Star Wars: The Rise of Skywalker marks the last time we'll see Carrie Fisher portray Princess Leia on screen, inevitable holograms notwithstanding. But accompanying Fisher in her final foray with the Rebel Alliance was one Lieutenant Kaydel Ko Connix, portrayed by Fisher's real-life daughter, Billie Lourd, who's appeared in shows like Scream Queens and American Horror Story, as well as the movie Booksmart and all three films in the Star Wars sequel trilogy.
Fisher has spoken openly about her complex relationship with her own mother, the Hollywood icon Debbie Reynolds, and the unique struggles that accompany being thrust into the Hollywood spotlight at an early age. While Fisher has been extremely open about her struggles with chemical dependency and mental health issues, her relationship with Lourd was a strong one, proving that in many ways, the Alderaan apple doesn't fall far from the tree.
Here’s what Lourd and Fisher have had to say about their ever-changing relationship.
Lourd Didn’t Like Princess Leia At First
The American Horror Story star describes how her mom's royal role factored into her life:

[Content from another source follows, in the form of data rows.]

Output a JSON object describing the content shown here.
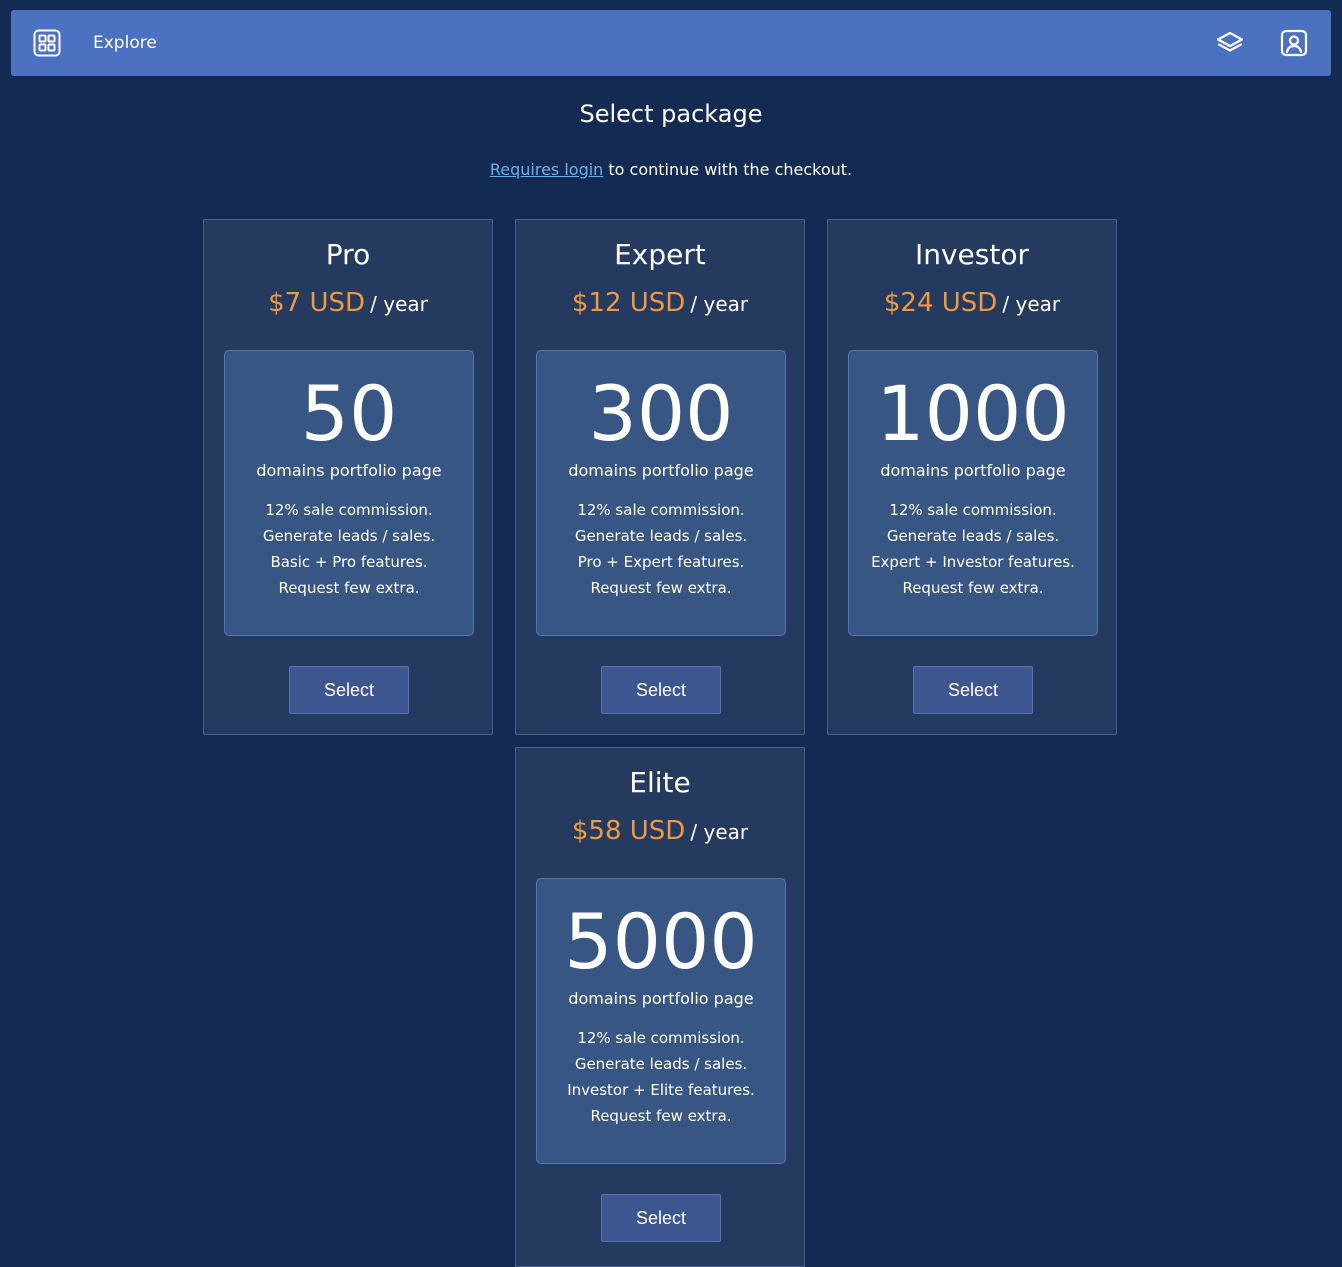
{
  "nav": {
    "explore_label": "Explore",
    "grid_icon": "grid-icon",
    "layers_icon": "layers-icon",
    "user_icon": "user-badge-icon",
    "bar_color": "#4c71c0"
  },
  "page": {
    "title": "Select package",
    "login_link": "Requires login",
    "login_text": " to continue with the checkout.",
    "background_color": "#132a52",
    "price_color": "#f0993e"
  },
  "packages": [
    {
      "name": "Pro",
      "price": "$7 USD",
      "period": "/ year",
      "domains": "50",
      "domains_label": "domains portfolio page",
      "features": [
        "12% sale commission.",
        "Generate leads / sales.",
        "Basic + Pro features.",
        "Request few extra."
      ],
      "button": "Select"
    },
    {
      "name": "Expert",
      "price": "$12 USD",
      "period": "/ year",
      "domains": "300",
      "domains_label": "domains portfolio page",
      "features": [
        "12% sale commission.",
        "Generate leads / sales.",
        "Pro + Expert features.",
        "Request few extra."
      ],
      "button": "Select"
    },
    {
      "name": "Investor",
      "price": "$24 USD",
      "period": "/ year",
      "domains": "1000",
      "domains_label": "domains portfolio page",
      "features": [
        "12% sale commission.",
        "Generate leads / sales.",
        "Expert + Investor features.",
        "Request few extra."
      ],
      "button": "Select"
    },
    {
      "name": "Elite",
      "price": "$58 USD",
      "period": "/ year",
      "domains": "5000",
      "domains_label": "domains portfolio page",
      "features": [
        "12% sale commission.",
        "Generate leads / sales.",
        "Investor + Elite features.",
        "Request few extra."
      ],
      "button": "Select"
    }
  ]
}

I guess Princess Leia was kind of like my stepmom - technically family, but deep down I didn’t really like her. She literally and metaphorically lived on a planet I had never been to. When Leia was around, there wasn’t as much room for my mom - for Carrie.

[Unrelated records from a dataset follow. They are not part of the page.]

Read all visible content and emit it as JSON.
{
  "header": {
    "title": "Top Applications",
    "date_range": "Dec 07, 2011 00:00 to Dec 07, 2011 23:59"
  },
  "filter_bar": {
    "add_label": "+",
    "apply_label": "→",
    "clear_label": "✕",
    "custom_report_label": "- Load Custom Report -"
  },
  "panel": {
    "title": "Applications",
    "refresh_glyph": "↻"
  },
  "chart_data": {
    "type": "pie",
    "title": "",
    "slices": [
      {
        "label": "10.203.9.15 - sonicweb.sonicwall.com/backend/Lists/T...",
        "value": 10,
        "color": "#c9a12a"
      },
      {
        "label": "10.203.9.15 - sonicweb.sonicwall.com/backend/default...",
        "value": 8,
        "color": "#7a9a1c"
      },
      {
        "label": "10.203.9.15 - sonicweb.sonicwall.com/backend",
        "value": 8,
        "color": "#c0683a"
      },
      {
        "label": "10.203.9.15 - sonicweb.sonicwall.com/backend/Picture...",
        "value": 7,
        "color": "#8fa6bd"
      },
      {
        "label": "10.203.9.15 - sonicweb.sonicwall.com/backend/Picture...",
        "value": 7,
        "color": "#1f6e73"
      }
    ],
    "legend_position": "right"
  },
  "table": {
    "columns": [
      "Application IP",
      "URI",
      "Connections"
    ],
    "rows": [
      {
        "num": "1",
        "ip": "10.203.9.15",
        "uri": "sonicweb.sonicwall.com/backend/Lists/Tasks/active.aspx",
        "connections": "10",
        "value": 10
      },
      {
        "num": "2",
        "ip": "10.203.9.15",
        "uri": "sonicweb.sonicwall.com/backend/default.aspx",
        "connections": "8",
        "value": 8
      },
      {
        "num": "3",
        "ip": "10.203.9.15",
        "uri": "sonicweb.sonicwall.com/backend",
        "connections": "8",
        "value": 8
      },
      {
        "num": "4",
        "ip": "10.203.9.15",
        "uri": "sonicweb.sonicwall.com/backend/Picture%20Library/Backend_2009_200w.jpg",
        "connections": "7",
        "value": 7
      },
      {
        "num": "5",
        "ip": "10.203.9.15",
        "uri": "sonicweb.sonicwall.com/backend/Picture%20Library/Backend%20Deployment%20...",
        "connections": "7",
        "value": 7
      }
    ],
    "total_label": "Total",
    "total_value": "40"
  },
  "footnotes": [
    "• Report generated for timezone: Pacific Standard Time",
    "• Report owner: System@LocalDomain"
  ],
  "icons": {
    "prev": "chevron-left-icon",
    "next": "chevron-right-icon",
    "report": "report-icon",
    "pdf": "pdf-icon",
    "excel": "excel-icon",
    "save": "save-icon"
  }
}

It’s not shocking Lourd would have an issue with Leia. Fisher herself was very vocal about her complex relationship with the character. Sure, Star Wars launched Fisher's career. But despite all of the merchandising featuring her face, Fisher has never seen a dime. She explained, “I signed away my likeness for free. In those days, there was no such thing as a 'likeness,' which is a funny thing to say coming from the family that I came from.”

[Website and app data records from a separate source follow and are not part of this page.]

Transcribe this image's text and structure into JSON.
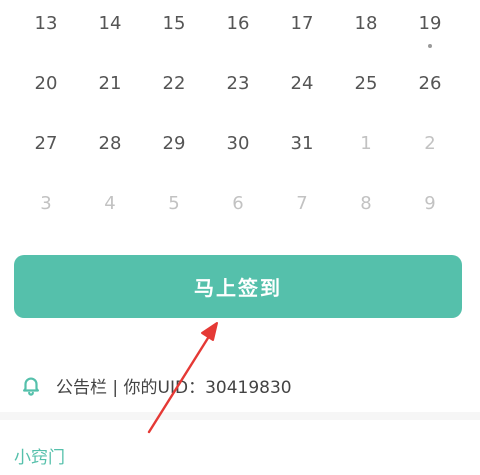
{
  "calendar": {
    "rows": [
      [
        {
          "label": "13"
        },
        {
          "label": "14"
        },
        {
          "label": "15"
        },
        {
          "label": "16"
        },
        {
          "label": "17"
        },
        {
          "label": "18"
        },
        {
          "label": "19"
        }
      ],
      [
        {
          "label": "20"
        },
        {
          "label": "21"
        },
        {
          "label": "22"
        },
        {
          "label": "23"
        },
        {
          "label": "24"
        },
        {
          "label": "25"
        },
        {
          "label": "26"
        }
      ],
      [
        {
          "label": "27"
        },
        {
          "label": "28"
        },
        {
          "label": "29"
        },
        {
          "label": "30"
        },
        {
          "label": "31"
        },
        {
          "label": "1"
        },
        {
          "label": "2"
        }
      ],
      [
        {
          "label": "3"
        },
        {
          "label": "4"
        },
        {
          "label": "5"
        },
        {
          "label": "6"
        },
        {
          "label": "7"
        },
        {
          "label": "8"
        },
        {
          "label": "9"
        }
      ]
    ]
  },
  "signin": {
    "label": "马上签到"
  },
  "notice": {
    "icon": "bell-icon",
    "text": "公告栏 | 你的UID：30419830"
  },
  "section": {
    "title": "小窍门"
  },
  "colors": {
    "accent": "#55c0ab",
    "annotation": "#e53935"
  }
}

Fisher added in a 2011 interview, “Lately I feel like I'm Minnie Mouse - the identity of Princess Leia so eclipses any other identity that I've ever had.” Lourd clearly sensed this early on in life, realizing that the more Fisher just became "Princess Leia" to people, the less she got to be her own person, and Lourd's mother.
Ironically, now Lourd herself is in charge of the character's legacy. She explains, "Suddenly I was in charge of what would come of [Fisher's] books, her movies, and a bunch of other overwhelming things. I was now the keeper of Leia."
Lourd Inspired Fisher To Stay Sober And On Her Meds
Fisher has been open about her struggles with bipolar disorder and substance dependency. When deciding to have Lourd, she had to stop taking her antidepressants and, at the time, she was still struggling with sobriety. Combined with the physical and mental challenges of pregnancy, it was a tough time for the When Harry Met Sally co-star.
Fisher's mother Debbie Reynolds writes in her own memoir, Unsinkable, "Having a baby is hard enough without all the mental changes Carrie went through." She added that Lourd's love "anchors Carrie. It gives her strength. She and Billie work through everything and are in a great place."
Lourd's presence also inspired her mom stay sober and on her medication. Fisher told Diane Sawyer in 2000:
Prior to having a child, I really did feel, it's my business if I wanted to stop my medications. I no longer feel that's so. It's a much easier decision if you have a child. You really don't want to be the person putting that look into anyone's eyes after awhile.
Lourd Didn’t Want To Watch ‘Star Wars’ As A Kid
So many children across multiple generations can fondly recall their earliest memories of watching Star Wars, but baby Lourd was not having it. Lourd recalls:
My mom used to love to tell people that every time she tried to put it on, I would cover my ears and yell, "It’s too loud, Mommy! Turn it off!" - or fearfully question, "Is that lady in the TV you?"
Lourd's objection at the time wasn't some philosophical opposition to the property that helped launch, then came to overly define, her mother's Hollywood arc - it was just a really, really loud movie.
Bryan Lourd Was The 'Stable' Parent; Fisher Was The 'Fun' One
Lourd’s parents provided wildly different home experiences. Her father is Bryan Lourd, co-chairman of the Hollywood mega-firm Creative Artists Agency. She described their home life together as stable and routine-oriented, saying, “He gets home at the same time every day, and we eat dinner together, we do homework together, we watch Extreme Makeover: Home Edition and cry, and then go to sleep.”
Life with Fisher was vastly different. Lourd’s American Horror Story castmate Sarah Paulson briefly stayed with Fisher when she first arrived in Los Angeles when Lourd was 10 years old. Paulson describes their home life as “living in treehouse, a fairyland.”
At Mom’s it was like "Let’s put Christmas lights in the palm trees at 2 am!" Do you remember when Sharper Image was 24 hours?... We went there all the time, 1 am or 3 am, just picking up little trinkets as if that was what you do!
Pretty much your average, ordinary, humdrum childhood. With the occasional spur-of-the-moment 3 am run for high-end electronics.